- Work instruction -
Write the listing out again word for word. Pictures do not belong in the copy.

- Dataset -
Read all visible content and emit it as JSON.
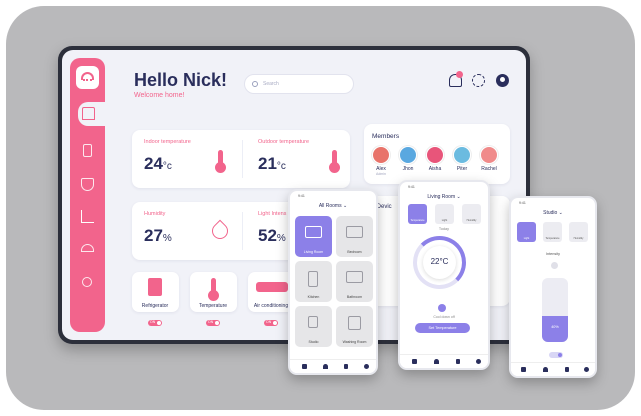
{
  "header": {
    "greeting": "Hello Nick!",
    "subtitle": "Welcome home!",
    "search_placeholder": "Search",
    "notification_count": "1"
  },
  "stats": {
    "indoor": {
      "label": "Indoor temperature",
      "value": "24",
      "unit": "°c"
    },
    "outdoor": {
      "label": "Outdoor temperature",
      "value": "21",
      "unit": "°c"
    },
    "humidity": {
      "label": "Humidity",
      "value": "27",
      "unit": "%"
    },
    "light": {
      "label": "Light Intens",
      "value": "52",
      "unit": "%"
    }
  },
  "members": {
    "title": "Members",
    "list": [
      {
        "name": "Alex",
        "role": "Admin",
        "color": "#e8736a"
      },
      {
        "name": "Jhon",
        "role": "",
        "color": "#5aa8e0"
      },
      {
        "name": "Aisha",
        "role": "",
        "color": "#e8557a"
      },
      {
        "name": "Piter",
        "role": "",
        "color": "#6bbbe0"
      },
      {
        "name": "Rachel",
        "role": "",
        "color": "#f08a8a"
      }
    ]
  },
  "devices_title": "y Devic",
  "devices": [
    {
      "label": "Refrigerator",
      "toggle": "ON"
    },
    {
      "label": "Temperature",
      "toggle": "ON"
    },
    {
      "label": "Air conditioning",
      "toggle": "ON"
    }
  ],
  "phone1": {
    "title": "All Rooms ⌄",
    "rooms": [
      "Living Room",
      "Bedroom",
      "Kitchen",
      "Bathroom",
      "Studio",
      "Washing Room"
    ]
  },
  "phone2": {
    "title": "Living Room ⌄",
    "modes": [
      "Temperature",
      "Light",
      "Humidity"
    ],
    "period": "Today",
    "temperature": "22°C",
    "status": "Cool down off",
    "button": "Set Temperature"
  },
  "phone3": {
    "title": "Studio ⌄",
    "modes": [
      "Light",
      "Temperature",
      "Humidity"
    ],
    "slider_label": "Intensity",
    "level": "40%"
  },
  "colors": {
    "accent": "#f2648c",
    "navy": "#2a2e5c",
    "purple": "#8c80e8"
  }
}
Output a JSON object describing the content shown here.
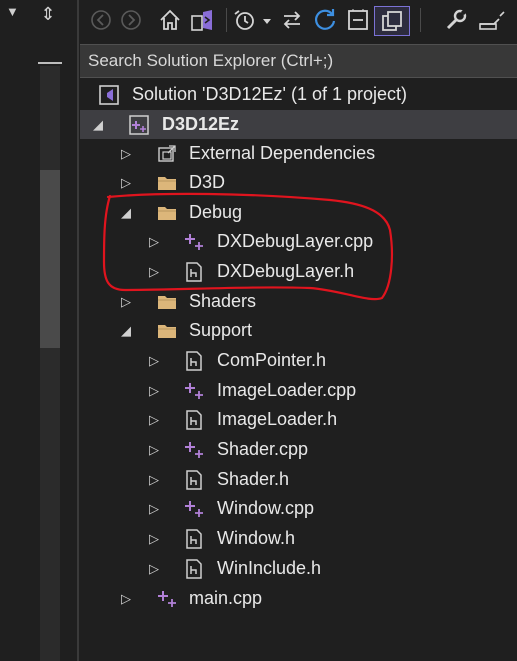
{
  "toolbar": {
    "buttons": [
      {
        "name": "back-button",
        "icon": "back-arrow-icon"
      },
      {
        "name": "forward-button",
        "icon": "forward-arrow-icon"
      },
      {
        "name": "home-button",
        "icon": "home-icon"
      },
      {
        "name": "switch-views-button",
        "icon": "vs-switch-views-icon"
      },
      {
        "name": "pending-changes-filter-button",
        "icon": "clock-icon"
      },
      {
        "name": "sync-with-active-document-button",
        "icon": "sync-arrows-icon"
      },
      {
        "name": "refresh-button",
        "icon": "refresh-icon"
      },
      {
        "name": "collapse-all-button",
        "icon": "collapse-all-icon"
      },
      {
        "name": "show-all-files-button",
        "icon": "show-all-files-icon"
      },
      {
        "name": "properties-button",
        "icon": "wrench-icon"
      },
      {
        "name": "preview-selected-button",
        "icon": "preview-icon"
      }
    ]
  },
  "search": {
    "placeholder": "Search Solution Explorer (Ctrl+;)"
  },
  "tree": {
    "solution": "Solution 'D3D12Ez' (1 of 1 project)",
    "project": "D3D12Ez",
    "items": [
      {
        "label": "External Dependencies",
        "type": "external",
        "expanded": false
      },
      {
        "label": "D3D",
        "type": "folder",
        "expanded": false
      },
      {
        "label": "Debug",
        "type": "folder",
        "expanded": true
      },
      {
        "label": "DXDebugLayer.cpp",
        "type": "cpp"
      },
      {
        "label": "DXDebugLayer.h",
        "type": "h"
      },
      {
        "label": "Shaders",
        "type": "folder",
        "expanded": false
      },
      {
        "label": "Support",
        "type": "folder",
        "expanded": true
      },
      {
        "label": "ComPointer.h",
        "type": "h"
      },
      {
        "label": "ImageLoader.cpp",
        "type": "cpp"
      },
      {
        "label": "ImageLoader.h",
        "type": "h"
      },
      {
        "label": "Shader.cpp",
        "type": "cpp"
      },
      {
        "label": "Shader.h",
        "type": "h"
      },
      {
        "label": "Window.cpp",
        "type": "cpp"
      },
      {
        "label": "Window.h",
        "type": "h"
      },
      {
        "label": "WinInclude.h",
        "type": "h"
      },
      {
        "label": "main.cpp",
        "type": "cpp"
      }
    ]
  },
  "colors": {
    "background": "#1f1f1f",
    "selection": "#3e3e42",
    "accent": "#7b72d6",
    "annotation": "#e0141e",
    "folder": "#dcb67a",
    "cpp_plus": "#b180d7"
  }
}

- Answer section -
Read all visible content and emit it as JSON.
{
  "header": {
    "greeting": "Hello Nick!",
    "subtitle": "Welcome home!",
    "search_placeholder": "Search",
    "notification_count": "1"
  },
  "stats": {
    "indoor": {
      "label": "Indoor temperature",
      "value": "24",
      "unit": "°c"
    },
    "outdoor": {
      "label": "Outdoor temperature",
      "value": "21",
      "unit": "°c"
    },
    "humidity": {
      "label": "Humidity",
      "value": "27",
      "unit": "%"
    },
    "light": {
      "label": "Light Intens",
      "value": "52",
      "unit": "%"
    }
  },
  "members": {
    "title": "Members",
    "list": [
      {
        "name": "Alex",
        "role": "Admin",
        "color": "#e8736a"
      },
      {
        "name": "Jhon",
        "role": "",
        "color": "#5aa8e0"
      },
      {
        "name": "Aisha",
        "role": "",
        "color": "#e8557a"
      },
      {
        "name": "Piter",
        "role": "",
        "color": "#6bbbe0"
      },
      {
        "name": "Rachel",
        "role": "",
        "color": "#f08a8a"
      }
    ]
  },
  "devices_title": "y Devic",
  "devices": [
    {
      "label": "Refrigerator",
      "toggle": "ON"
    },
    {
      "label": "Temperature",
      "toggle": "ON"
    },
    {
      "label": "Air conditioning",
      "toggle": "ON"
    }
  ],
  "phone1": {
    "title": "All Rooms ⌄",
    "rooms": [
      "Living Room",
      "Bedroom",
      "Kitchen",
      "Bathroom",
      "Studio",
      "Washing Room"
    ]
  },
  "phone2": {
    "title": "Living Room ⌄",
    "modes": [
      "Temperature",
      "Light",
      "Humidity"
    ],
    "period": "Today",
    "temperature": "22°C",
    "status": "Cool down off",
    "button": "Set Temperature"
  },
  "phone3": {
    "title": "Studio ⌄",
    "modes": [
      "Light",
      "Temperature",
      "Humidity"
    ],
    "slider_label": "Intensity",
    "level": "40%"
  },
  "colors": {
    "accent": "#f2648c",
    "navy": "#2a2e5c",
    "purple": "#8c80e8"
  }
}
Output a JSON object describing the content shown here.
{
  "toolbar": {
    "buttons": [
      {
        "name": "back-button",
        "icon": "back-arrow-icon"
      },
      {
        "name": "forward-button",
        "icon": "forward-arrow-icon"
      },
      {
        "name": "home-button",
        "icon": "home-icon"
      },
      {
        "name": "switch-views-button",
        "icon": "vs-switch-views-icon"
      },
      {
        "name": "pending-changes-filter-button",
        "icon": "clock-icon"
      },
      {
        "name": "sync-with-active-document-button",
        "icon": "sync-arrows-icon"
      },
      {
        "name": "refresh-button",
        "icon": "refresh-icon"
      },
      {
        "name": "collapse-all-button",
        "icon": "collapse-all-icon"
      },
      {
        "name": "show-all-files-button",
        "icon": "show-all-files-icon"
      },
      {
        "name": "properties-button",
        "icon": "wrench-icon"
      },
      {
        "name": "preview-selected-button",
        "icon": "preview-icon"
      }
    ]
  },
  "search": {
    "placeholder": "Search Solution Explorer (Ctrl+;)"
  },
  "tree": {
    "solution": "Solution 'D3D12Ez' (1 of 1 project)",
    "project": "D3D12Ez",
    "items": [
      {
        "label": "External Dependencies",
        "type": "external",
        "expanded": false
      },
      {
        "label": "D3D",
        "type": "folder",
        "expanded": false
      },
      {
        "label": "Debug",
        "type": "folder",
        "expanded": true
      },
      {
        "label": "DXDebugLayer.cpp",
        "type": "cpp"
      },
      {
        "label": "DXDebugLayer.h",
        "type": "h"
      },
      {
        "label": "Shaders",
        "type": "folder",
        "expanded": false
      },
      {
        "label": "Support",
        "type": "folder",
        "expanded": true
      },
      {
        "label": "ComPointer.h",
        "type": "h"
      },
      {
        "label": "ImageLoader.cpp",
        "type": "cpp"
      },
      {
        "label": "ImageLoader.h",
        "type": "h"
      },
      {
        "label": "Shader.cpp",
        "type": "cpp"
      },
      {
        "label": "Shader.h",
        "type": "h"
      },
      {
        "label": "Window.cpp",
        "type": "cpp"
      },
      {
        "label": "Window.h",
        "type": "h"
      },
      {
        "label": "WinInclude.h",
        "type": "h"
      },
      {
        "label": "main.cpp",
        "type": "cpp"
      }
    ]
  },
  "colors": {
    "background": "#1f1f1f",
    "selection": "#3e3e42",
    "accent": "#7b72d6",
    "annotation": "#e0141e",
    "folder": "#dcb67a",
    "cpp_plus": "#b180d7"
  }
}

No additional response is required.